 Stephen J. England, The One Baptism (St. Louis: Bethany Press, 1960), 89.
 Jack Cottrell, Baptism: A Biblical Study (Joplin, MO.: College Press, 2002), 18).
 Cottrell, 18-20.
 England, 85-88.
 Oscar S. Brooks, The Drama of Decision: Baptism in the New Testament (Peabody, Mass: Hendrickson, 1987), 67.
 Brad Harper and Paul Louis Metzger, Exploring Ecclesiology: An Evangelical and Ecumenical Introduction (Grand Rapids: Zondervan: Brazos, 2009), 140.
 Brooks, 52.
 Brooks, 59-60.
 Brooks, 139.
 Brooks, 141.
 John Piper, Brothers, We are not Professionals (Nashville: Broadman & Holdman, 2002), 131-132.
 England, 80. England later goes on to argue that baptism is the “normal” occasion for receiving the Spirit.
 Nettles, 33-34.
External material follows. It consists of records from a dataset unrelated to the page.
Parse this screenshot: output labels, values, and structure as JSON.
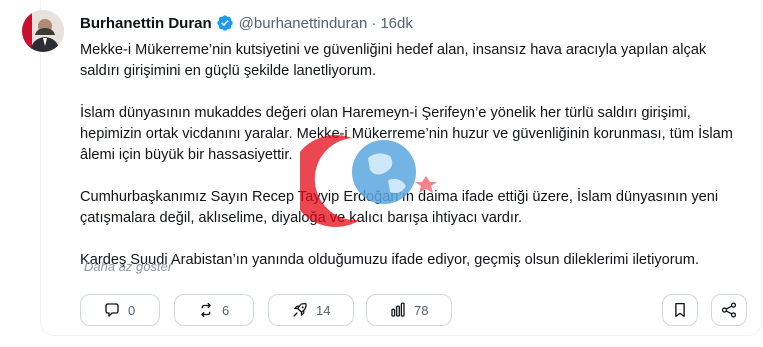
{
  "tweet": {
    "author_name": "Burhanettin Duran",
    "handle": "@burhanettinduran",
    "separator": "·",
    "time": "16dk",
    "paragraphs": [
      "Mekke-i Mükerreme’nin kutsiyetini ve güvenliğini hedef alan, insansız hava aracıyla yapılan alçak saldırı girişimini en güçlü şekilde lanetliyorum.",
      "İslam dünyasının mukaddes değeri olan Haremeyn-i Şerifeyn’e yönelik her türlü saldırı girişimi, hepimizin ortak vicdanını yaralar. Mekke-i Mükerreme’nin huzur ve güvenliğinin korunması, tüm İslam âlemi için büyük bir hassasiyettir.",
      "Cumhurbaşkanımız Sayın Recep Tayyip Erdoğan’ın daima ifade ettiği üzere, İslam dünyasının yeni çatışmalara değil, aklıselime, diyaloğa ve kalıcı barışa ihtiyacı vardır.",
      "Kardeş Suudi Arabistan’ın yanında olduğumuzu ifade ediyor, geçmiş olsun dileklerimi iletiyorum."
    ],
    "show_less": "Daha az göster"
  },
  "actions": {
    "replies": "0",
    "reposts": "6",
    "boosts": "14",
    "views": "78"
  },
  "colors": {
    "verified": "#1d9bf0",
    "text": "#0f1419",
    "muted": "#536471",
    "border": "#cfd9de"
  }
}
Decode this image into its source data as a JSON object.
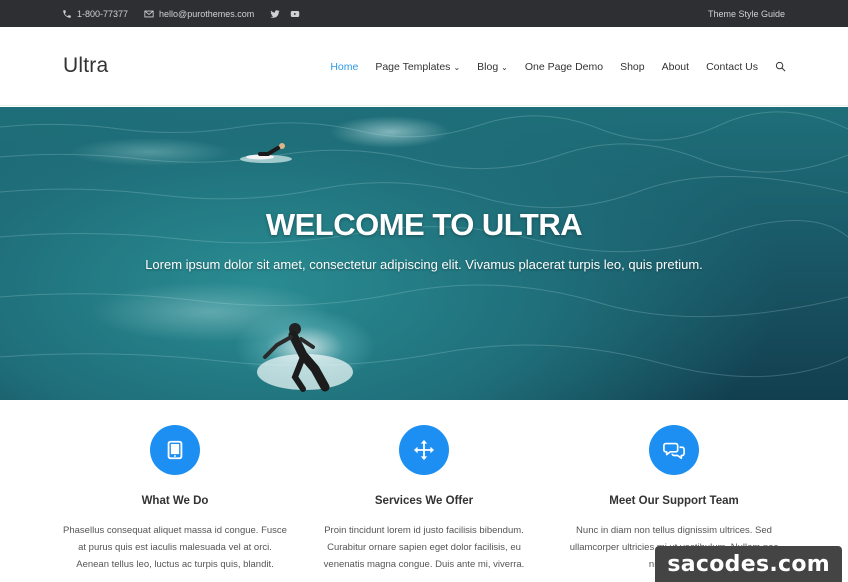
{
  "topbar": {
    "phone_icon": "phone-icon",
    "phone": "1-800-77377",
    "email_icon": "envelope-icon",
    "email": "hello@purothemes.com",
    "social": [
      "twitter-icon",
      "youtube-icon"
    ],
    "right_link": "Theme Style Guide"
  },
  "header": {
    "logo": "Ultra",
    "nav": [
      {
        "label": "Home",
        "active": true,
        "dropdown": false
      },
      {
        "label": "Page Templates",
        "active": false,
        "dropdown": true
      },
      {
        "label": "Blog",
        "active": false,
        "dropdown": true
      },
      {
        "label": "One Page Demo",
        "active": false,
        "dropdown": false
      },
      {
        "label": "Shop",
        "active": false,
        "dropdown": false
      },
      {
        "label": "About",
        "active": false,
        "dropdown": false
      },
      {
        "label": "Contact Us",
        "active": false,
        "dropdown": false
      }
    ],
    "search_icon": "search-icon",
    "caret": "⌄"
  },
  "hero": {
    "title": "WELCOME TO ULTRA",
    "subtitle": "Lorem ipsum dolor sit amet, consectetur adipiscing elit. Vivamus placerat turpis leo, quis pretium."
  },
  "features": [
    {
      "icon": "tablet-icon",
      "title": "What We Do",
      "lines": [
        "Phasellus consequat aliquet massa id congue. Fusce",
        "at purus quis est iaculis malesuada vel at orci.",
        "Aenean tellus leo, luctus ac turpis quis, blandit."
      ]
    },
    {
      "icon": "move-arrows-icon",
      "title": "Services We Offer",
      "lines": [
        "Proin tincidunt lorem id justo facilisis bibendum.",
        "Curabitur ornare sapien eget dolor facilisis, eu",
        "venenatis magna congue. Duis ante mi, viverra."
      ]
    },
    {
      "icon": "chat-bubbles-icon",
      "title": "Meet Our Support Team",
      "lines": [
        "Nunc in diam non tellus dignissim ultrices. Sed",
        "ullamcorper ultricies mi ut vestibulum. Nullam nec",
        "nisi sit amet"
      ]
    }
  ],
  "watermark": "sacodes.com",
  "colors": {
    "accent": "#1d8ff2",
    "nav_active": "#2f98e6",
    "topbar_bg": "#2d2f33"
  }
}
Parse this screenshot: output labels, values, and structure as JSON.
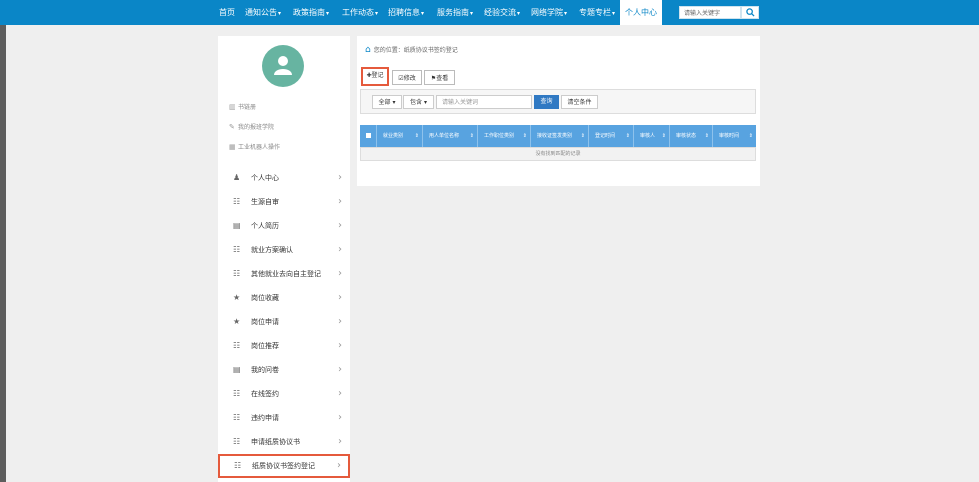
{
  "topnav": {
    "items": [
      "首页",
      "通知公告",
      "政策指南",
      "工作动态",
      "招聘信息",
      "服务指南",
      "经验交流",
      "网络学院",
      "专题专栏",
      "个人中心"
    ],
    "active": "个人中心",
    "search_placeholder": "请输入关键字"
  },
  "sidebar": {
    "quick_links": [
      "书链册",
      "我的报班学院",
      "工业机器人操作"
    ],
    "menu": [
      {
        "label": "个人中心",
        "icon": "person-icon"
      },
      {
        "label": "生源自审",
        "icon": "list-icon"
      },
      {
        "label": "个人简历",
        "icon": "doc-icon"
      },
      {
        "label": "就业方案确认",
        "icon": "list-icon"
      },
      {
        "label": "其他就业去向自主登记",
        "icon": "list-icon"
      },
      {
        "label": "岗位收藏",
        "icon": "star-icon"
      },
      {
        "label": "岗位申请",
        "icon": "star-icon"
      },
      {
        "label": "岗位推荐",
        "icon": "list-icon"
      },
      {
        "label": "我的问卷",
        "icon": "doc-icon"
      },
      {
        "label": "在线签约",
        "icon": "list-icon"
      },
      {
        "label": "违约申请",
        "icon": "list-icon"
      },
      {
        "label": "申请纸质协议书",
        "icon": "list-icon"
      },
      {
        "label": "纸质协议书签约登记",
        "icon": "list-icon"
      }
    ]
  },
  "main": {
    "breadcrumb": "您的位置：纸质协议书签约登记",
    "toolbar": {
      "register": "登记",
      "edit": "修改",
      "view": "查看"
    },
    "filters": {
      "all": "全部",
      "type": "包含",
      "keyword_placeholder": "请输入关键词",
      "query": "查询",
      "clear": "清空条件"
    },
    "table": {
      "columns": [
        "就业类别",
        "用人单位名称",
        "工作职位类别",
        "接收证签发类别",
        "登记时间",
        "审核人",
        "审核状态",
        "审核时间"
      ],
      "empty_text": "没有找到匹配的记录"
    }
  },
  "colors": {
    "brand": "#0a86c7",
    "highlight": "#e55a3c",
    "table_header": "#58a3e0",
    "avatar": "#67b4a1"
  }
}
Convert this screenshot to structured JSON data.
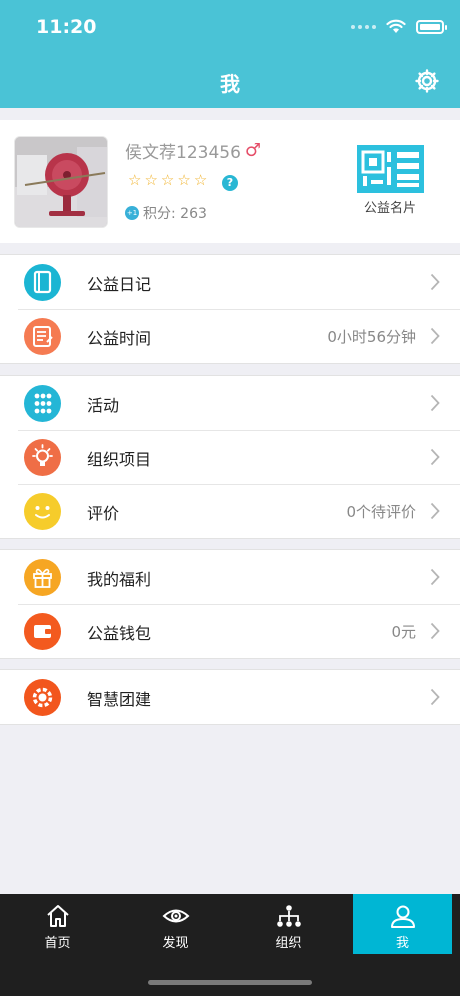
{
  "status_bar": {
    "time": "11:20"
  },
  "header": {
    "title": "我"
  },
  "profile": {
    "username": "侯文荐123456",
    "gender_symbol": "♂",
    "star_rating": 0,
    "points_badge": "+1",
    "points_label": "积分: 263",
    "card_label": "公益名片"
  },
  "menu_groups": [
    {
      "items": [
        {
          "label": "公益日记",
          "value": "",
          "icon": "diary-icon",
          "color": "#1bb5d3"
        },
        {
          "label": "公益时间",
          "value": "0小时56分钟",
          "icon": "timesheet-icon",
          "color": "#f57b52"
        }
      ]
    },
    {
      "items": [
        {
          "label": "活动",
          "value": "",
          "icon": "activity-dots-icon",
          "color": "#24b6d6"
        },
        {
          "label": "组织项目",
          "value": "",
          "icon": "lightbulb-icon",
          "color": "#ef6e46"
        },
        {
          "label": "评价",
          "value": "0个待评价",
          "icon": "smiley-icon",
          "color": "#f6cc2b"
        }
      ]
    },
    {
      "items": [
        {
          "label": "我的福利",
          "value": "",
          "icon": "gift-icon",
          "color": "#f6a623"
        },
        {
          "label": "公益钱包",
          "value": "0元",
          "icon": "wallet-icon",
          "color": "#f35a1f"
        }
      ]
    },
    {
      "items": [
        {
          "label": "智慧团建",
          "value": "",
          "icon": "gear-badge-icon",
          "color": "#f2561d"
        }
      ]
    }
  ],
  "tabbar": {
    "tabs": [
      {
        "label": "首页",
        "icon": "home-icon"
      },
      {
        "label": "发现",
        "icon": "eye-icon"
      },
      {
        "label": "组织",
        "icon": "org-chart-icon"
      },
      {
        "label": "我",
        "icon": "person-icon"
      }
    ],
    "active_index": 3
  }
}
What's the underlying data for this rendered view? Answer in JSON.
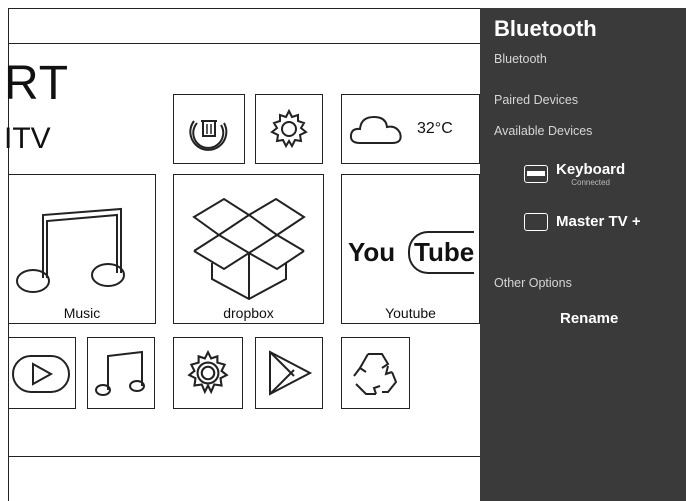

 Robert A. Guelich, Word Biblical Commentary: Mark 1 – 8:26 (Word: Dallas, 1989), 25.
 Nettles, 30.
 England, 90-95.
 Lars Hartman, “Baptism”, Anchor Bible Dictionary Volume 1, Edited by David Noel Freedman (Doubleday: New York, 1992), 587.
 Harper and Metzger, 141.
 Nettles, 30.
 Hartman, 585.
 I first encountered this symbol from Pastor John Dubois of Wyoming Park Bible Fellowship, Grand Rapids, MI.
 Space does not allow a full explanation here, though McQuilkin has provided a nice encapsulation of the idea: “Ordinarily … emotional response and understanding – will follow the choice to obey.” J. Robertson McQuilkin, “The Keswick Perspective,” Five Views on Sanctification. Edited by Stanley L. Gundry (Grand Rapids: Zondervan, 1996), 170.
 Nettles, 29.
 Piper, 130.
 Richard L. Pratt, “Reformed View,” Baptism: Understanding Four Views on Baptism (Grand Rapids: Zondervan, 2007), 71.
 Nettles, 27.
 Piper, 134.
 J. Stevenson, A New Eusebius: Documents illustrating the history of the Church AD 337. Revised by W. H. C. Frend (London: SPCK, 1987), 10.
 BDAG – Third Edition, “baptizo”
 Nettles, 26.
 England, 77.
 Nettles, 26.
 Pratt, 43.
 Stevenson, 9-10.
 Stuart G. Hall, Doctrine and Practice in the Early Church (London: SPCK, 2005), 81.
 Hall, 92.
 Hall, 93.
 Hall, 117.